# Your objective
Find all lines with the word "color" in the material, then copy them.

=-=-=-=-=

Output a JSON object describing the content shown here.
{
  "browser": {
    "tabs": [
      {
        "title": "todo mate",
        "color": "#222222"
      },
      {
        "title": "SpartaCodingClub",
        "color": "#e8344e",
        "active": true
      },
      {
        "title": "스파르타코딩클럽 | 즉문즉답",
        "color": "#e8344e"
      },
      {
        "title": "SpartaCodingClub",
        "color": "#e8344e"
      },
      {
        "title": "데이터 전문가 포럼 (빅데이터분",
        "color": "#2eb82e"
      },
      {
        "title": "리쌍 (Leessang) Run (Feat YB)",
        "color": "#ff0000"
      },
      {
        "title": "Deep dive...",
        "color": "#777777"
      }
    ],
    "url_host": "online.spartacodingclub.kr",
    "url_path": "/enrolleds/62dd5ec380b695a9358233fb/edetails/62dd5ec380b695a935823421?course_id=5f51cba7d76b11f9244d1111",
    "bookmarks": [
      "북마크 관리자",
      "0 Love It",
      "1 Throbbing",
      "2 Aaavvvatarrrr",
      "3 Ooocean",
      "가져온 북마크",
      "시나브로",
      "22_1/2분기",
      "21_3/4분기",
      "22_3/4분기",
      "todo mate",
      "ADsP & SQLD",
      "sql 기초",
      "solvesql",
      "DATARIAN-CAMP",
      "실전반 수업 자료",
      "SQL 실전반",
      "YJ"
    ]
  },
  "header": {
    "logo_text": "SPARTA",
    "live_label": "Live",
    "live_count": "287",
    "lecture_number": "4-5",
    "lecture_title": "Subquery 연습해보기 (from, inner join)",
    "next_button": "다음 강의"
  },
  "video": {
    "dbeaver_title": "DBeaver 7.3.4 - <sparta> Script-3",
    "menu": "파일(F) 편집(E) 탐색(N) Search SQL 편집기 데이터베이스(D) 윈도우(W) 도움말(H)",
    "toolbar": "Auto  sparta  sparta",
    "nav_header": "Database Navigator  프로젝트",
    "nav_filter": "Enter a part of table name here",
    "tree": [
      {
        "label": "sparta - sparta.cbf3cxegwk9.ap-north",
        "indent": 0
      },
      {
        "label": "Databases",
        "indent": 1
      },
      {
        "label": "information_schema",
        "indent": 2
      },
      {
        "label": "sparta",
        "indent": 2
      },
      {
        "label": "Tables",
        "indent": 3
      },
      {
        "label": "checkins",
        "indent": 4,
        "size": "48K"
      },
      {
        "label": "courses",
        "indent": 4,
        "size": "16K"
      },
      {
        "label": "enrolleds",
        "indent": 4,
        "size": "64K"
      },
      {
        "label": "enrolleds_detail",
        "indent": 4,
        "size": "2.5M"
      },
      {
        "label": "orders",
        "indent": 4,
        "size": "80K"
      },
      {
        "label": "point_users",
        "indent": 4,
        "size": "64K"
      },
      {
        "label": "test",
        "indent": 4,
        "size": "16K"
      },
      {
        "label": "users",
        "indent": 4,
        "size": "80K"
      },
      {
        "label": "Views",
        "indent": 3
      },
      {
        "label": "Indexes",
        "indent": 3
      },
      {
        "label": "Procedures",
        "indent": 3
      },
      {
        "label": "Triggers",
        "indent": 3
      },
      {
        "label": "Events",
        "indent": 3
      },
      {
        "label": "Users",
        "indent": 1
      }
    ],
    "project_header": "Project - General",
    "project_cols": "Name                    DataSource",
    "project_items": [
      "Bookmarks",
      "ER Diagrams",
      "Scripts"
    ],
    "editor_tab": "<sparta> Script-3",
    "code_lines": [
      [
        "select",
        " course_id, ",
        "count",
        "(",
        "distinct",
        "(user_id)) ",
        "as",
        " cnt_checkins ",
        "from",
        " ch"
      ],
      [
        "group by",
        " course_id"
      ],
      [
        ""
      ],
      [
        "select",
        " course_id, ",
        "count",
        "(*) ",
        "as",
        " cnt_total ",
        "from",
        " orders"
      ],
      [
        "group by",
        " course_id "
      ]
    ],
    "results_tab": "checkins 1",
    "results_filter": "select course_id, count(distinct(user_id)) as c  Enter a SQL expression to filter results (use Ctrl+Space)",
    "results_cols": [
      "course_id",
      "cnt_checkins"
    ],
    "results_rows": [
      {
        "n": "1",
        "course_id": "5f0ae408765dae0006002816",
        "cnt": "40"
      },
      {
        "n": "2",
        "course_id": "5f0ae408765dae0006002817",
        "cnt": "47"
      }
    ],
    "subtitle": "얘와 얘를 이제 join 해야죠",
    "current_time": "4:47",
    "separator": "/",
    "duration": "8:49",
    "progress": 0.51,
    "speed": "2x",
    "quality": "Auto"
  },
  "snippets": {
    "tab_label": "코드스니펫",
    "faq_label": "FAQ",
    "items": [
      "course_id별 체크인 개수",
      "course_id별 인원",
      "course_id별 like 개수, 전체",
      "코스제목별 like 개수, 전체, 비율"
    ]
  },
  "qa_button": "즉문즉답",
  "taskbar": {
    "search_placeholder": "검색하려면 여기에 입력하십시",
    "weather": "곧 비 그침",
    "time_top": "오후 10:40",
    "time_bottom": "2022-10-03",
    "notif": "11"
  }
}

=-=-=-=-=

# Solved exercise
        "color": "#222222"
        "color": "#e8344e",
        "color": "#e8344e"
        "color": "#e8344e"
        "color": "#2eb82e"
        "color": "#ff0000"
        "color": "#777777"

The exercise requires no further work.